▸ Goal of the exercise
Everything in the entries below except the pictures must be returned exactly.

▸ Records for the task
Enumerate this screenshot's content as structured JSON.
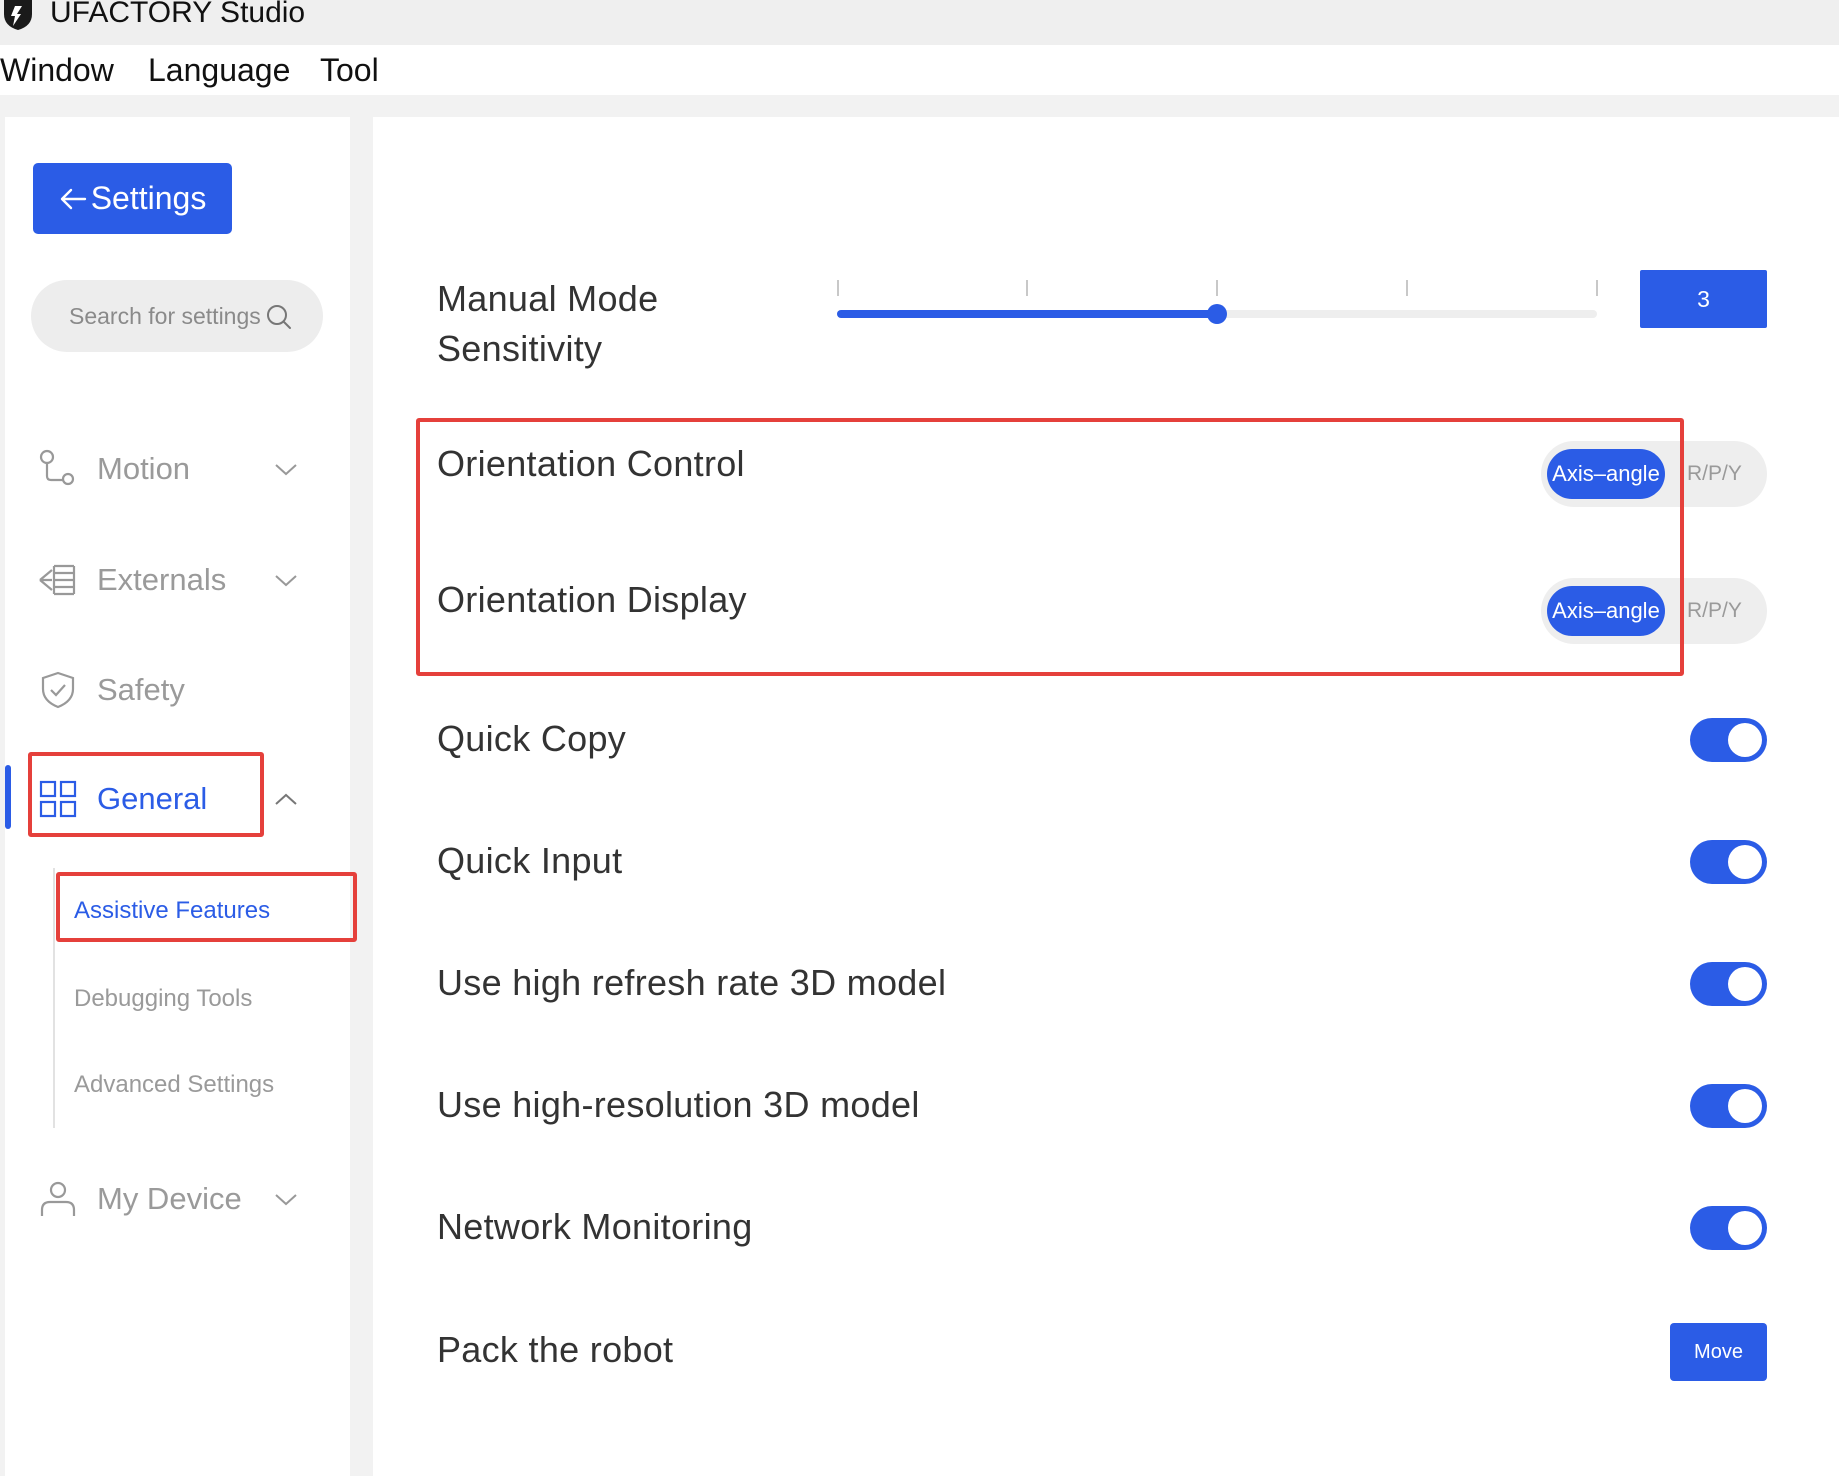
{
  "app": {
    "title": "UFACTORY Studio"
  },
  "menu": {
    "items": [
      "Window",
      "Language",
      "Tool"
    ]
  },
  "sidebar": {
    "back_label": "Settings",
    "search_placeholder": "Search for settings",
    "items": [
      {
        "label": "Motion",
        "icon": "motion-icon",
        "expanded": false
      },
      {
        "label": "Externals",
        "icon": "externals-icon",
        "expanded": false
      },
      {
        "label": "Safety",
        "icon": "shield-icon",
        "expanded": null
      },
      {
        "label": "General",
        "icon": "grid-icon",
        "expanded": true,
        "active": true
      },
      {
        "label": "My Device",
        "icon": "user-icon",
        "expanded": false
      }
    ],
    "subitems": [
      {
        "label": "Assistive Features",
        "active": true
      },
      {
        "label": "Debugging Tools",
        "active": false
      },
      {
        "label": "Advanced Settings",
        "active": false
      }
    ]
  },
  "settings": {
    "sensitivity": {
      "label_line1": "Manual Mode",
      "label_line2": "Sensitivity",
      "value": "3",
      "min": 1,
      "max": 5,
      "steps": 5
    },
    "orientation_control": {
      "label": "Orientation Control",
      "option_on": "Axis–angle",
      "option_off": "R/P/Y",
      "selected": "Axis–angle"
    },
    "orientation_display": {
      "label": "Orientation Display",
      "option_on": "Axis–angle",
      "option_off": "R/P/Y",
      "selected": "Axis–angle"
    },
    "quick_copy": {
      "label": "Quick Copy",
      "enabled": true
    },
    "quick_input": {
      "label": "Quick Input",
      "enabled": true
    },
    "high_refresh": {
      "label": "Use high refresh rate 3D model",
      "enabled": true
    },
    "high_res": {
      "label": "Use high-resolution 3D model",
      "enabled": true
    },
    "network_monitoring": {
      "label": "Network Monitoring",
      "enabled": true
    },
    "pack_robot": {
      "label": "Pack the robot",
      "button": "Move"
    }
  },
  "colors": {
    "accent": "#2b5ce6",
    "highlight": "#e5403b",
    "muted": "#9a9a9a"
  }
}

▸ Answer to this task
Enumerate this screenshot's content as structured JSON.
{
  "app": {
    "title": "UFACTORY Studio"
  },
  "menu": {
    "items": [
      "Window",
      "Language",
      "Tool"
    ]
  },
  "sidebar": {
    "back_label": "Settings",
    "search_placeholder": "Search for settings",
    "items": [
      {
        "label": "Motion",
        "icon": "motion-icon",
        "expanded": false
      },
      {
        "label": "Externals",
        "icon": "externals-icon",
        "expanded": false
      },
      {
        "label": "Safety",
        "icon": "shield-icon",
        "expanded": null
      },
      {
        "label": "General",
        "icon": "grid-icon",
        "expanded": true,
        "active": true
      },
      {
        "label": "My Device",
        "icon": "user-icon",
        "expanded": false
      }
    ],
    "subitems": [
      {
        "label": "Assistive Features",
        "active": true
      },
      {
        "label": "Debugging Tools",
        "active": false
      },
      {
        "label": "Advanced Settings",
        "active": false
      }
    ]
  },
  "settings": {
    "sensitivity": {
      "label_line1": "Manual Mode",
      "label_line2": "Sensitivity",
      "value": "3",
      "min": 1,
      "max": 5,
      "steps": 5
    },
    "orientation_control": {
      "label": "Orientation Control",
      "option_on": "Axis–angle",
      "option_off": "R/P/Y",
      "selected": "Axis–angle"
    },
    "orientation_display": {
      "label": "Orientation Display",
      "option_on": "Axis–angle",
      "option_off": "R/P/Y",
      "selected": "Axis–angle"
    },
    "quick_copy": {
      "label": "Quick Copy",
      "enabled": true
    },
    "quick_input": {
      "label": "Quick Input",
      "enabled": true
    },
    "high_refresh": {
      "label": "Use high refresh rate 3D model",
      "enabled": true
    },
    "high_res": {
      "label": "Use high-resolution 3D model",
      "enabled": true
    },
    "network_monitoring": {
      "label": "Network Monitoring",
      "enabled": true
    },
    "pack_robot": {
      "label": "Pack the robot",
      "button": "Move"
    }
  },
  "colors": {
    "accent": "#2b5ce6",
    "highlight": "#e5403b",
    "muted": "#9a9a9a"
  }
}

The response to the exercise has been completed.